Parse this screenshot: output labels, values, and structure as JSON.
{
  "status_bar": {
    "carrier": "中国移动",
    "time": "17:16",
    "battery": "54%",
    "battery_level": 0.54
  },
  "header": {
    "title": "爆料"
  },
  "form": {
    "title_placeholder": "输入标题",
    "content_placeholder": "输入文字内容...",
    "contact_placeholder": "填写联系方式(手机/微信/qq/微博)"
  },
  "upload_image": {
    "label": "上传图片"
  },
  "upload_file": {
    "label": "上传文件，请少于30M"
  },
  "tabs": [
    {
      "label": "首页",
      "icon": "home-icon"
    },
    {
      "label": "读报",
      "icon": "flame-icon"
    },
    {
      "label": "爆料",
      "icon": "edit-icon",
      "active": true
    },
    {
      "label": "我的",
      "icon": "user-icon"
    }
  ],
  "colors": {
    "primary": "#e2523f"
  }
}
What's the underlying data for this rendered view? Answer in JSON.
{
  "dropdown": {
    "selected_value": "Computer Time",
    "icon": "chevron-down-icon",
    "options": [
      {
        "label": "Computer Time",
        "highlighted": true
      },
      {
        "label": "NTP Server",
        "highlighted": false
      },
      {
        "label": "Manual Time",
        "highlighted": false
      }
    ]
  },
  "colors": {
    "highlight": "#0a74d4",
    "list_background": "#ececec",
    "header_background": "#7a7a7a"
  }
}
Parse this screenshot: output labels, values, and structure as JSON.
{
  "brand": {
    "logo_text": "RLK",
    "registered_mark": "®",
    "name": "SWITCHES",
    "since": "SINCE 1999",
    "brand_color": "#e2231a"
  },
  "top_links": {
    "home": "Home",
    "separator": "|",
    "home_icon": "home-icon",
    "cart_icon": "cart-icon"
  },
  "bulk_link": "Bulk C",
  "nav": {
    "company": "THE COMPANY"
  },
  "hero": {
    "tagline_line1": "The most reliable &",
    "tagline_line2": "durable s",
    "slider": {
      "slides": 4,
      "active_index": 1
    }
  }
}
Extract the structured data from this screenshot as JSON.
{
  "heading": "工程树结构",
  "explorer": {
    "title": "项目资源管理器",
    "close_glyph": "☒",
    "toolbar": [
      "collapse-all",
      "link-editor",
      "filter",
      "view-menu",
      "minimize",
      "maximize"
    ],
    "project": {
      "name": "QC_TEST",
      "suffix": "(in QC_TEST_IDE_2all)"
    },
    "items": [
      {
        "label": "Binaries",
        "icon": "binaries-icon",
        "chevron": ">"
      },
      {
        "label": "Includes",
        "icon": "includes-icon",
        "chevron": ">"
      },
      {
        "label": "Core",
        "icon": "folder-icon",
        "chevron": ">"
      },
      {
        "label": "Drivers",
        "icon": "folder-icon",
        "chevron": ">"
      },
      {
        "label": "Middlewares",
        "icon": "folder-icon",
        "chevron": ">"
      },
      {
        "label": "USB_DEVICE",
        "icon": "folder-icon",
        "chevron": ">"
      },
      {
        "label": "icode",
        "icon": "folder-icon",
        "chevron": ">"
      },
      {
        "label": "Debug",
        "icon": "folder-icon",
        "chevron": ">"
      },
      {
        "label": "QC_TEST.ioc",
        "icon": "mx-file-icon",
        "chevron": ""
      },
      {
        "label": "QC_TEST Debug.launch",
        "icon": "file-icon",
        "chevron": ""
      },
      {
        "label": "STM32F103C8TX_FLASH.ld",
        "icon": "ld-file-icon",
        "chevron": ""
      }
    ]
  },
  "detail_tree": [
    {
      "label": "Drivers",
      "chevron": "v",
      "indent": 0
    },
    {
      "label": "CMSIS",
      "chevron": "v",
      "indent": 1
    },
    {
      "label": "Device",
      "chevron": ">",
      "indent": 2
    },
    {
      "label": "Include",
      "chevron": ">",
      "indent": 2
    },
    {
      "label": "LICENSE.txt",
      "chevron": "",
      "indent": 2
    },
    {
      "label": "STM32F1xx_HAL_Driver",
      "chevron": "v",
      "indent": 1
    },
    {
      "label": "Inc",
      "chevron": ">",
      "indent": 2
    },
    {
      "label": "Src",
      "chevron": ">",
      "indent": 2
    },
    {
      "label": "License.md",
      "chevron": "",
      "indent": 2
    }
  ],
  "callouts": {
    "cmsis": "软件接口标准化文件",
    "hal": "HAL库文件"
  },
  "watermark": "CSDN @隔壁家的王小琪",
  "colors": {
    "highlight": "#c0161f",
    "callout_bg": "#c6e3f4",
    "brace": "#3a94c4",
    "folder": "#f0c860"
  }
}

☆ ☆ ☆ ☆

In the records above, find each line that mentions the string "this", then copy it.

Parse this screenshot: output labels, values, and structure as JSON.
What's the underlying data for this rendered view? Answer in JSON.
Parse this screenshot: output labels, values, and structure as JSON.
Extract the structured data from this screenshot as JSON.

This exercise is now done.